START Source material

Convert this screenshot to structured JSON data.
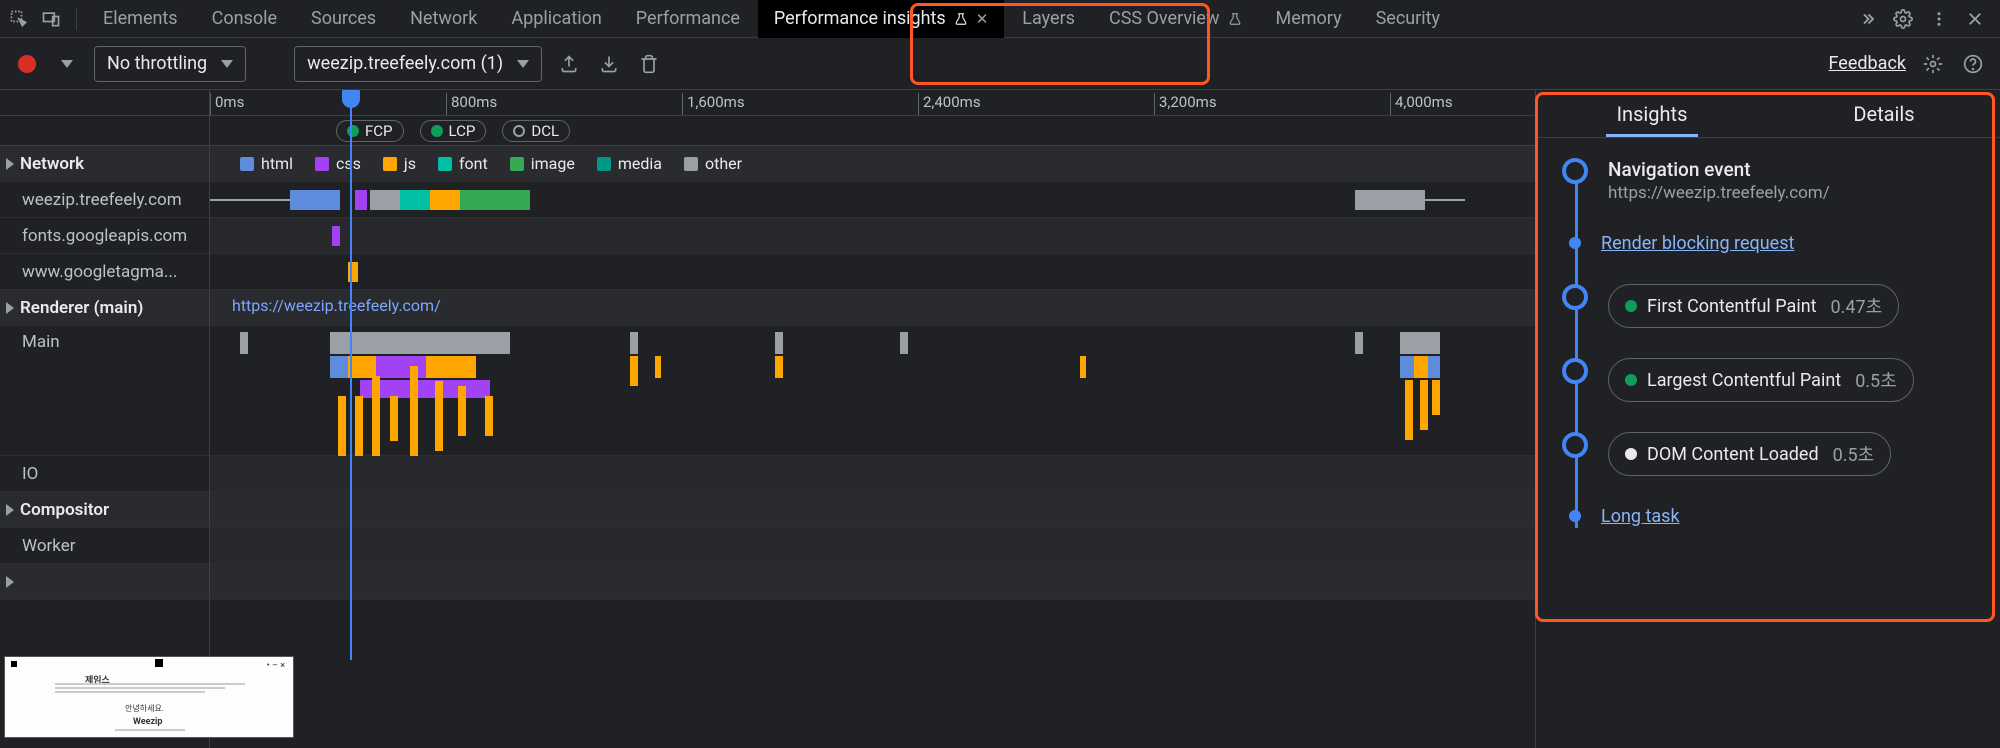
{
  "tabs": {
    "elements": "Elements",
    "console": "Console",
    "sources": "Sources",
    "network": "Network",
    "application": "Application",
    "performance": "Performance",
    "performance_insights": "Performance insights",
    "layers": "Layers",
    "css_overview": "CSS Overview",
    "memory": "Memory",
    "security": "Security"
  },
  "toolbar": {
    "throttling": "No throttling",
    "page_select": "weezip.treefeely.com (1)",
    "feedback": "Feedback"
  },
  "ruler": {
    "t0": "0ms",
    "t1": "800ms",
    "t2": "1,600ms",
    "t3": "2,400ms",
    "t4": "3,200ms",
    "t5": "4,000ms"
  },
  "metrics": {
    "fcp": "FCP",
    "lcp": "LCP",
    "dcl": "DCL"
  },
  "legend": {
    "html": "html",
    "css": "css",
    "js": "js",
    "font": "font",
    "image": "image",
    "media": "media",
    "other": "other"
  },
  "tracks": {
    "network": "Network",
    "domain1": "weezip.treefeely.com",
    "domain2": "fonts.googleapis.com",
    "domain3": "www.googletagma...",
    "renderer": "Renderer (main)",
    "renderer_url": "https://weezip.treefeely.com/",
    "main": "Main",
    "io": "IO",
    "compositor": "Compositor",
    "worker": "Worker"
  },
  "right": {
    "tab_insights": "Insights",
    "tab_details": "Details",
    "nav_title": "Navigation event",
    "nav_url": "https://weezip.treefeely.com/",
    "render_blocking": "Render blocking request",
    "fcp_name": "First Contentful Paint",
    "fcp_val": "0.47초",
    "lcp_name": "Largest Contentful Paint",
    "lcp_val": "0.5초",
    "dcl_name": "DOM Content Loaded",
    "dcl_val": "0.5초",
    "long_task": "Long task"
  }
}
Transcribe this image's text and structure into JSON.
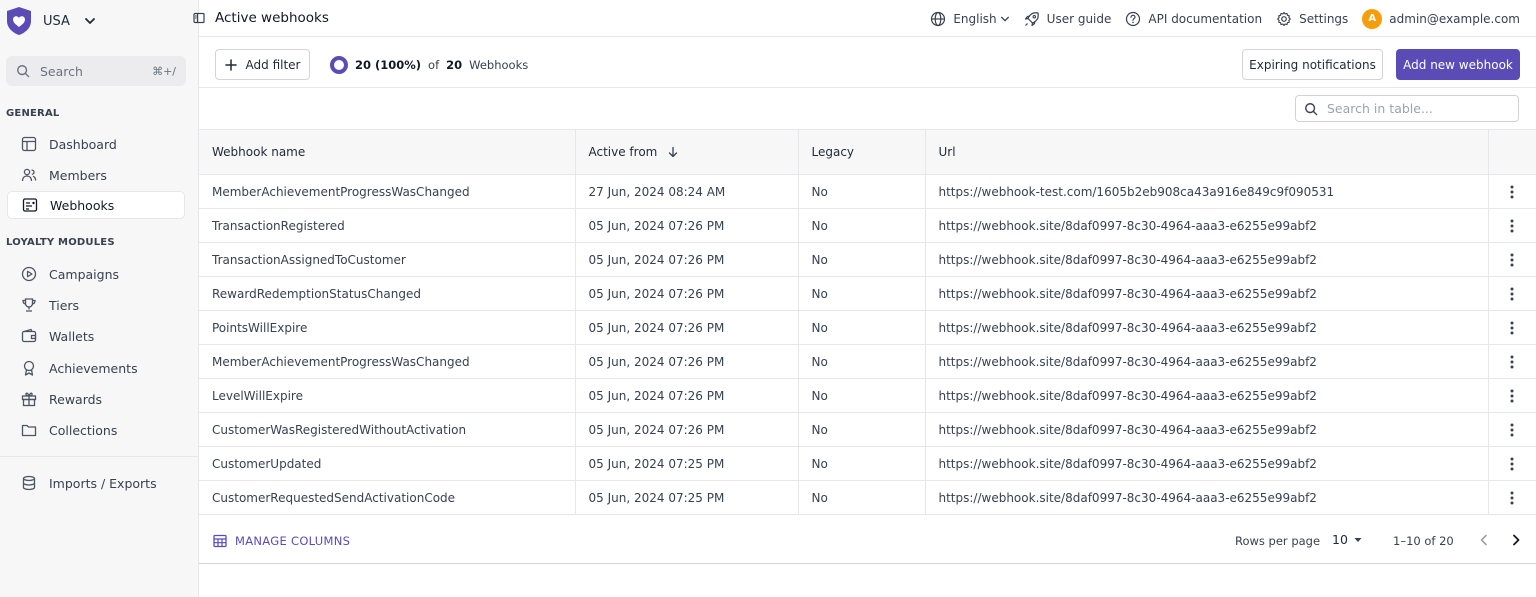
{
  "sidebar": {
    "brand_name": "USA",
    "search_placeholder": "Search",
    "search_shortcut": "⌘+/",
    "sections": {
      "general": "GENERAL",
      "loyalty": "LOYALTY MODULES"
    },
    "items": {
      "dashboard": "Dashboard",
      "members": "Members",
      "webhooks": "Webhooks",
      "campaigns": "Campaigns",
      "tiers": "Tiers",
      "wallets": "Wallets",
      "achievements": "Achievements",
      "rewards": "Rewards",
      "collections": "Collections",
      "imports": "Imports / Exports"
    }
  },
  "header": {
    "title": "Active webhooks",
    "language": "English",
    "user_guide": "User guide",
    "api_docs": "API documentation",
    "settings": "Settings",
    "avatar_initial": "A",
    "user_email": "admin@example.com"
  },
  "toolbar": {
    "add_filter": "Add filter",
    "count_shown": "20 (100%)",
    "count_of": "of",
    "count_total": "20",
    "count_unit": "Webhooks",
    "expiring_notifications": "Expiring notifications",
    "add_new_webhook": "Add new webhook",
    "table_search_placeholder": "Search in table..."
  },
  "table": {
    "columns": {
      "name": "Webhook name",
      "active_from": "Active from",
      "legacy": "Legacy",
      "url": "Url"
    },
    "rows": [
      {
        "name": "MemberAchievementProgressWasChanged",
        "active_from": "27 Jun, 2024 08:24 AM",
        "legacy": "No",
        "url": "https://webhook-test.com/1605b2eb908ca43a916e849c9f090531"
      },
      {
        "name": "TransactionRegistered",
        "active_from": "05 Jun, 2024 07:26 PM",
        "legacy": "No",
        "url": "https://webhook.site/8daf0997-8c30-4964-aaa3-e6255e99abf2"
      },
      {
        "name": "TransactionAssignedToCustomer",
        "active_from": "05 Jun, 2024 07:26 PM",
        "legacy": "No",
        "url": "https://webhook.site/8daf0997-8c30-4964-aaa3-e6255e99abf2"
      },
      {
        "name": "RewardRedemptionStatusChanged",
        "active_from": "05 Jun, 2024 07:26 PM",
        "legacy": "No",
        "url": "https://webhook.site/8daf0997-8c30-4964-aaa3-e6255e99abf2"
      },
      {
        "name": "PointsWillExpire",
        "active_from": "05 Jun, 2024 07:26 PM",
        "legacy": "No",
        "url": "https://webhook.site/8daf0997-8c30-4964-aaa3-e6255e99abf2"
      },
      {
        "name": "MemberAchievementProgressWasChanged",
        "active_from": "05 Jun, 2024 07:26 PM",
        "legacy": "No",
        "url": "https://webhook.site/8daf0997-8c30-4964-aaa3-e6255e99abf2"
      },
      {
        "name": "LevelWillExpire",
        "active_from": "05 Jun, 2024 07:26 PM",
        "legacy": "No",
        "url": "https://webhook.site/8daf0997-8c30-4964-aaa3-e6255e99abf2"
      },
      {
        "name": "CustomerWasRegisteredWithoutActivation",
        "active_from": "05 Jun, 2024 07:26 PM",
        "legacy": "No",
        "url": "https://webhook.site/8daf0997-8c30-4964-aaa3-e6255e99abf2"
      },
      {
        "name": "CustomerUpdated",
        "active_from": "05 Jun, 2024 07:25 PM",
        "legacy": "No",
        "url": "https://webhook.site/8daf0997-8c30-4964-aaa3-e6255e99abf2"
      },
      {
        "name": "CustomerRequestedSendActivationCode",
        "active_from": "05 Jun, 2024 07:25 PM",
        "legacy": "No",
        "url": "https://webhook.site/8daf0997-8c30-4964-aaa3-e6255e99abf2"
      }
    ]
  },
  "footer": {
    "manage_columns": "MANAGE COLUMNS",
    "rows_per_page_label": "Rows per page",
    "rows_per_page_value": "10",
    "range": "1–10 of 20"
  },
  "colors": {
    "accent": "#5b4bb7",
    "avatar": "#f59e0b"
  }
}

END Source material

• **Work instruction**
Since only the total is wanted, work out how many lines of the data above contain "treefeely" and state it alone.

• **Solution to the problem**
4